10 December 2013

Motivation For The Hunger Games - An Understanding Of History

(Which many academic and professional historians lack.) The Hunger Games has been quite successful, both as a trilogy novel and in its film adaptation. Very few who have watched the film version understand the motivation behind both the books and the film. An article on Lew Rockwell's site this morning brought out some interesting backstory regarding the series' author, Suzanne Collins:

Collins was a military brat who was fortunate enough to have a father that taught her the truth about historical events, not the propaganda taught in our public schools today.
“He was career Air Force, a military specialist, a historian, and a doctor of political science. When I was a kid, he was gone for a year in Vietnam. It was very important to him that we understood about certain aspects of life. So, it wasn’t enough to visit a battlefield, we needed to know why the battle occurred, how it played out, and the consequences. Fortunately, he had a gift for presenting history as a fascinating story. He also seemed to have a good sense of exactly how much a child could handle, which is quite a bit.”
You can read the rest of this thought-provoking piece, and more, here.


Ralph Steel said...

"So, it wasn’t enough to visit a battlefield, we needed to know why the battle occurred, how it played out, and the consequences."

So maybe that is why they want to include the issue of slavery at NPS Civil War sites?!

Richard G. Williams, Jr. said...

The same thought crossed my mind when I read that quote Ralph. But there's a big difference to consider. This is a parent teaching HIS child what perspective HE wants them to focus on. The NPS is a tax-funded entity, so you get into all kinds of problems with moral and political issues. I don't have a problem with slavery being discussed in museums and related venues - of course it should be - as long as there is balance and both perspectives presented and its not uses as a morality play to trash Confederate soldiers - as we so often see on certain Civil War blogs.

ropelight said...

I seem to remember something recently about the Obama Administration's Core Curriculum initiative and its peculiar attempt to suppress contextual information in favor of focus almost exclusively on single issues in isolation. The Gettysburg address was the example.

Teachers were instructed to discourage classroom discussion of the WBTS, the Battle itself, or the reason Lincoln delivered the famed address and to focus their attention only on the words spoken.

It seemed about as wrongheaded an approach to public education as it's possible to get, yet nearly everything the Obama Administration does fits that mold.

Richard G. Williams, Jr. said...

Common Core, but I don't think this administration is involved, at least not directly.

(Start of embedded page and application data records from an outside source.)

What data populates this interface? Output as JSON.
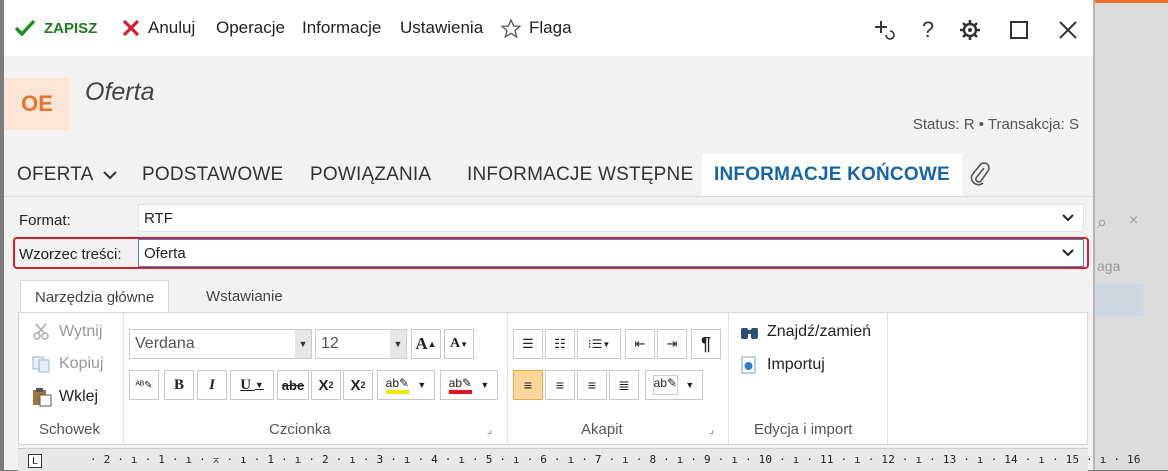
{
  "toolbar": {
    "save": "ZAPISZ",
    "cancel": "Anuluj",
    "operations": "Operacje",
    "information": "Informacje",
    "settings": "Ustawienia",
    "flag": "Flaga"
  },
  "header": {
    "badge": "OE",
    "title": "Oferta",
    "status": "Status:  R  •  Transakcja:  S"
  },
  "tabs": [
    "OFERTA",
    "PODSTAWOWE",
    "POWIĄZANIA",
    "INFORMACJE WSTĘPNE",
    "INFORMACJE KOŃCOWE"
  ],
  "form": {
    "format_label": "Format:",
    "format_value": "RTF",
    "template_label": "Wzorzec treści:",
    "template_value": "Oferta"
  },
  "ribbon": {
    "tabs": [
      "Narzędzia główne",
      "Wstawianie"
    ],
    "clipboard": {
      "cut": "Wytnij",
      "copy": "Kopiuj",
      "paste": "Wklej",
      "label": "Schowek"
    },
    "font": {
      "family": "Verdana",
      "size": "12",
      "label": "Czcionka"
    },
    "paragraph": {
      "label": "Akapit"
    },
    "edit": {
      "find": "Znajdź/zamień",
      "import": "Importuj",
      "label": "Edycja i import"
    }
  },
  "ruler": {
    "text": "· 2 · ı · 1 · ı · ⌅ · ı · 1 · ı · 2 · ı · 3 · ı · 4 · ı · 5 · ı · 6 · ı · 7 · ı · 8 · ı · 9 · ı · 10 · ı · 11 · ı · 12 · ı · 13 · ı · 14 · ı · 15 · ı · 16"
  },
  "colors": {
    "accent": "#e8732a",
    "active_tab": "#1565a8",
    "highlight_border": "#d4202a",
    "save_green": "#1f7a1f"
  }
}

I believe this was a state by state initiative. Thankfully, the tide is turning against it. Bush's "No Child Left Behind" was almost as bad.